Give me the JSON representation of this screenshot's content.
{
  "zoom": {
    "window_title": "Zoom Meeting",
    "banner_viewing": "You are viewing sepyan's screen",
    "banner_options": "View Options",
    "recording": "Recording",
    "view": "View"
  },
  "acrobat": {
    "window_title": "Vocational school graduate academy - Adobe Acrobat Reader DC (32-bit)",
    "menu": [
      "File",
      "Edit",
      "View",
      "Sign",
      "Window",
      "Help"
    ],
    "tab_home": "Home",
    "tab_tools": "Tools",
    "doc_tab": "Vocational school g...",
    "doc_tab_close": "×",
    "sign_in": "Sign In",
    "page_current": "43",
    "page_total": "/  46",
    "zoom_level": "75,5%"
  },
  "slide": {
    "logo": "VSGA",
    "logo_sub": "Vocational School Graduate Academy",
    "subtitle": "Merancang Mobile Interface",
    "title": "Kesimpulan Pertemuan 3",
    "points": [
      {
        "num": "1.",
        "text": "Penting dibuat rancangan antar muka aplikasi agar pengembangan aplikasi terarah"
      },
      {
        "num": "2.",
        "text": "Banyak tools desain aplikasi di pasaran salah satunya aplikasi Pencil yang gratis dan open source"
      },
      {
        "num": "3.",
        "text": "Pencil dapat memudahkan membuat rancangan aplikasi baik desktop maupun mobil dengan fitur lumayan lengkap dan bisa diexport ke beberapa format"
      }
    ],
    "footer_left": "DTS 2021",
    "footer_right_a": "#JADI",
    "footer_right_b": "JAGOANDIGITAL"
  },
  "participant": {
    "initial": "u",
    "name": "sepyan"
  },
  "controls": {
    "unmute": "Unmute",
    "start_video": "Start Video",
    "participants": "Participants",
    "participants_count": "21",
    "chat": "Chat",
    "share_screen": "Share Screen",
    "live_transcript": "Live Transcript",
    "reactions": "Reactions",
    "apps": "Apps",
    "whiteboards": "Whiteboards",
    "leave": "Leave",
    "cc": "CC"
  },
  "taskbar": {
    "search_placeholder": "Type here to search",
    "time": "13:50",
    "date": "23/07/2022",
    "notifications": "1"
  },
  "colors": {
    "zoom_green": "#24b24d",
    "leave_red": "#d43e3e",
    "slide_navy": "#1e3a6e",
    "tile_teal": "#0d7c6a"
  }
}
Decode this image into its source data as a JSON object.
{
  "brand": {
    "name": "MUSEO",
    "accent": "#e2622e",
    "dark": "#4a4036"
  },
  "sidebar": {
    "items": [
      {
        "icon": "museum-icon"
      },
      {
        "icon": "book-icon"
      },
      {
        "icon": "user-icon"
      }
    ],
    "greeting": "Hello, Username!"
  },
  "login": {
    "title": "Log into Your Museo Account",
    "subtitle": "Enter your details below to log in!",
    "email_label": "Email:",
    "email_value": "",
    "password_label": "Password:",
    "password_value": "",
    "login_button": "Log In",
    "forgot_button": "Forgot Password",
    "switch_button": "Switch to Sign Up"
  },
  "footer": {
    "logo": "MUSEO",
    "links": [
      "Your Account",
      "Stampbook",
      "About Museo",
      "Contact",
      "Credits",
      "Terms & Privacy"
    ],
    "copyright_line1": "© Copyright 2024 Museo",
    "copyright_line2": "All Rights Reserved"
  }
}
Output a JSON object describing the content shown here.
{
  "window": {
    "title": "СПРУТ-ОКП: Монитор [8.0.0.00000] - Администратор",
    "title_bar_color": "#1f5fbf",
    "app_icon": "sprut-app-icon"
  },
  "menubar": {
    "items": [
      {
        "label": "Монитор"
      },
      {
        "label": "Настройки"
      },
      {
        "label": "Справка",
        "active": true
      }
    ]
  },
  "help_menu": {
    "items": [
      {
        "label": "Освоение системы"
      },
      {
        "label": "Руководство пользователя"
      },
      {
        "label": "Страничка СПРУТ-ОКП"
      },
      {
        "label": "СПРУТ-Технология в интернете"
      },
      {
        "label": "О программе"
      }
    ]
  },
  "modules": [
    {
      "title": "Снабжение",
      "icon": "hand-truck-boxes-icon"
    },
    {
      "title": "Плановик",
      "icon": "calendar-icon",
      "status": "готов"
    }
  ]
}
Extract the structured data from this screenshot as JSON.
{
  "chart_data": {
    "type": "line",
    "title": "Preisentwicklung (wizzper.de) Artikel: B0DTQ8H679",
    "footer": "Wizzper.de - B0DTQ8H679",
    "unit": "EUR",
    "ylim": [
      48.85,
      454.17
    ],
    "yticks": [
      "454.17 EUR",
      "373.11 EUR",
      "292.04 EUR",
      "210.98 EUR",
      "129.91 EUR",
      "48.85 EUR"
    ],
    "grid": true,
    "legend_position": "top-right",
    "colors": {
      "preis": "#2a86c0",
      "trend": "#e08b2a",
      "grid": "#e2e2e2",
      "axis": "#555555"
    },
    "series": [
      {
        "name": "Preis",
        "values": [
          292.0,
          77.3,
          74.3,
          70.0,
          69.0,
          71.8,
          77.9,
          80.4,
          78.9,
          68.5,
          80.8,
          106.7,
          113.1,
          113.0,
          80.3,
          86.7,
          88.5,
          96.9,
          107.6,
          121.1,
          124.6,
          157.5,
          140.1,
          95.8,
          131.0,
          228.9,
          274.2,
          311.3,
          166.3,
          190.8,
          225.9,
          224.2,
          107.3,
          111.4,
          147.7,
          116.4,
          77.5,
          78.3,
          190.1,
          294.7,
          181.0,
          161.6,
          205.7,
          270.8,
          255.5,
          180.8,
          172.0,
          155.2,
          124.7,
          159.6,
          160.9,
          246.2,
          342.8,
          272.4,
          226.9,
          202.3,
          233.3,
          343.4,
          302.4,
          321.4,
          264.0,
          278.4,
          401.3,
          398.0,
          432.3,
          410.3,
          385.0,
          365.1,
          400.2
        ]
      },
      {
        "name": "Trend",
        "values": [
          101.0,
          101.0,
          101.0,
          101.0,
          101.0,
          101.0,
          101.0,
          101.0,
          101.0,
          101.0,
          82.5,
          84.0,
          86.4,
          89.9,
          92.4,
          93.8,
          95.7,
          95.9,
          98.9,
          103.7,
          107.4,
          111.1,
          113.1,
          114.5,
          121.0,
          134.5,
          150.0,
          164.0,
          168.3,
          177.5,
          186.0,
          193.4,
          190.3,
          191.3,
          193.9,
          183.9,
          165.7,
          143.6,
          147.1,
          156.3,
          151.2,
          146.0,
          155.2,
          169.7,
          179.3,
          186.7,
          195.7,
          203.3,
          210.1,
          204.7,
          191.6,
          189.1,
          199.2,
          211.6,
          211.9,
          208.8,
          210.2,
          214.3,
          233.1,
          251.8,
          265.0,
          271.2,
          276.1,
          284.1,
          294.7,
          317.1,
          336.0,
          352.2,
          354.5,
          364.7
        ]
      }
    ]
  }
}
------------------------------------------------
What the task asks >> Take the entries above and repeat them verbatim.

Response box >>
Give me the JSON representation of this screenshot's content.
{
  "zoom": {
    "window_title": "Zoom Meeting",
    "banner_viewing": "You are viewing sepyan's screen",
    "banner_options": "View Options",
    "recording": "Recording",
    "view": "View"
  },
  "acrobat": {
    "window_title": "Vocational school graduate academy - Adobe Acrobat Reader DC (32-bit)",
    "menu": [
      "File",
      "Edit",
      "View",
      "Sign",
      "Window",
      "Help"
    ],
    "tab_home": "Home",
    "tab_tools": "Tools",
    "doc_tab": "Vocational school g...",
    "doc_tab_close": "×",
    "sign_in": "Sign In",
    "page_current": "43",
    "page_total": "/  46",
    "zoom_level": "75,5%"
  },
  "slide": {
    "logo": "VSGA",
    "logo_sub": "Vocational School Graduate Academy",
    "subtitle": "Merancang Mobile Interface",
    "title": "Kesimpulan Pertemuan 3",
    "points": [
      {
        "num": "1.",
        "text": "Penting dibuat rancangan antar muka aplikasi agar pengembangan aplikasi terarah"
      },
      {
        "num": "2.",
        "text": "Banyak tools desain aplikasi di pasaran salah satunya aplikasi Pencil yang gratis dan open source"
      },
      {
        "num": "3.",
        "text": "Pencil dapat memudahkan membuat rancangan aplikasi baik desktop maupun mobil dengan fitur lumayan lengkap dan bisa diexport ke beberapa format"
      }
    ],
    "footer_left": "DTS 2021",
    "footer_right_a": "#JADI",
    "footer_right_b": "JAGOANDIGITAL"
  },
  "participant": {
    "initial": "u",
    "name": "sepyan"
  },
  "controls": {
    "unmute": "Unmute",
    "start_video": "Start Video",
    "participants": "Participants",
    "participants_count": "21",
    "chat": "Chat",
    "share_screen": "Share Screen",
    "live_transcript": "Live Transcript",
    "reactions": "Reactions",
    "apps": "Apps",
    "whiteboards": "Whiteboards",
    "leave": "Leave",
    "cc": "CC"
  },
  "taskbar": {
    "search_placeholder": "Type here to search",
    "time": "13:50",
    "date": "23/07/2022",
    "notifications": "1"
  },
  "colors": {
    "zoom_green": "#24b24d",
    "leave_red": "#d43e3e",
    "slide_navy": "#1e3a6e",
    "tile_teal": "#0d7c6a"
  }
}
Decode this image into its source data as a JSON object.
{
  "brand": {
    "name": "MUSEO",
    "accent": "#e2622e",
    "dark": "#4a4036"
  },
  "sidebar": {
    "items": [
      {
        "icon": "museum-icon"
      },
      {
        "icon": "book-icon"
      },
      {
        "icon": "user-icon"
      }
    ],
    "greeting": "Hello, Username!"
  },
  "login": {
    "title": "Log into Your Museo Account",
    "subtitle": "Enter your details below to log in!",
    "email_label": "Email:",
    "email_value": "",
    "password_label": "Password:",
    "password_value": "",
    "login_button": "Log In",
    "forgot_button": "Forgot Password",
    "switch_button": "Switch to Sign Up"
  },
  "footer": {
    "logo": "MUSEO",
    "links": [
      "Your Account",
      "Stampbook",
      "About Museo",
      "Contact",
      "Credits",
      "Terms & Privacy"
    ],
    "copyright_line1": "© Copyright 2024 Museo",
    "copyright_line2": "All Rights Reserved"
  }
}
Output a JSON object describing the content shown here.
{
  "window": {
    "title": "СПРУТ-ОКП: Монитор [8.0.0.00000] - Администратор",
    "title_bar_color": "#1f5fbf",
    "app_icon": "sprut-app-icon"
  },
  "menubar": {
    "items": [
      {
        "label": "Монитор"
      },
      {
        "label": "Настройки"
      },
      {
        "label": "Справка",
        "active": true
      }
    ]
  },
  "help_menu": {
    "items": [
      {
        "label": "Освоение системы"
      },
      {
        "label": "Руководство пользователя"
      },
      {
        "label": "Страничка СПРУТ-ОКП"
      },
      {
        "label": "СПРУТ-Технология в интернете"
      },
      {
        "label": "О программе"
      }
    ]
  },
  "modules": [
    {
      "title": "Снабжение",
      "icon": "hand-truck-boxes-icon"
    },
    {
      "title": "Плановик",
      "icon": "calendar-icon",
      "status": "готов"
    }
  ]
}
Extract the structured data from this screenshot as JSON.
{
  "chart_data": {
    "type": "line",
    "title": "Preisentwicklung (wizzper.de) Artikel: B0DTQ8H679",
    "footer": "Wizzper.de - B0DTQ8H679",
    "unit": "EUR",
    "ylim": [
      48.85,
      454.17
    ],
    "yticks": [
      "454.17 EUR",
      "373.11 EUR",
      "292.04 EUR",
      "210.98 EUR",
      "129.91 EUR",
      "48.85 EUR"
    ],
    "grid": true,
    "legend_position": "top-right",
    "colors": {
      "preis": "#2a86c0",
      "trend": "#e08b2a",
      "grid": "#e2e2e2",
      "axis": "#555555"
    },
    "series": [
      {
        "name": "Preis",
        "values": [
          292.0,
          77.3,
          74.3,
          70.0,
          69.0,
          71.8,
          77.9,
          80.4,
          78.9,
          68.5,
          80.8,
          106.7,
          113.1,
          113.0,
          80.3,
          86.7,
          88.5,
          96.9,
          107.6,
          121.1,
          124.6,
          157.5,
          140.1,
          95.8,
          131.0,
          228.9,
          274.2,
          311.3,
          166.3,
          190.8,
          225.9,
          224.2,
          107.3,
          111.4,
          147.7,
          116.4,
          77.5,
          78.3,
          190.1,
          294.7,
          181.0,
          161.6,
          205.7,
          270.8,
          255.5,
          180.8,
          172.0,
          155.2,
          124.7,
          159.6,
          160.9,
          246.2,
          342.8,
          272.4,
          226.9,
          202.3,
          233.3,
          343.4,
          302.4,
          321.4,
          264.0,
          278.4,
          401.3,
          398.0,
          432.3,
          410.3,
          385.0,
          365.1,
          400.2
        ]
      },
      {
        "name": "Trend",
        "values": [
          101.0,
          101.0,
          101.0,
          101.0,
          101.0,
          101.0,
          101.0,
          101.0,
          101.0,
          101.0,
          82.5,
          84.0,
          86.4,
          89.9,
          92.4,
          93.8,
          95.7,
          95.9,
          98.9,
          103.7,
          107.4,
          111.1,
          113.1,
          114.5,
          121.0,
          134.5,
          150.0,
          164.0,
          168.3,
          177.5,
          186.0,
          193.4,
          190.3,
          191.3,
          193.9,
          183.9,
          165.7,
          143.6,
          147.1,
          156.3,
          151.2,
          146.0,
          155.2,
          169.7,
          179.3,
          186.7,
          195.7,
          203.3,
          210.1,
          204.7,
          191.6,
          189.1,
          199.2,
          211.6,
          211.9,
          208.8,
          210.2,
          214.3,
          233.1,
          251.8,
          265.0,
          271.2,
          276.1,
          284.1,
          294.7,
          317.1,
          336.0,
          352.2,
          354.5,
          364.7
        ]
      }
    ]
  }
}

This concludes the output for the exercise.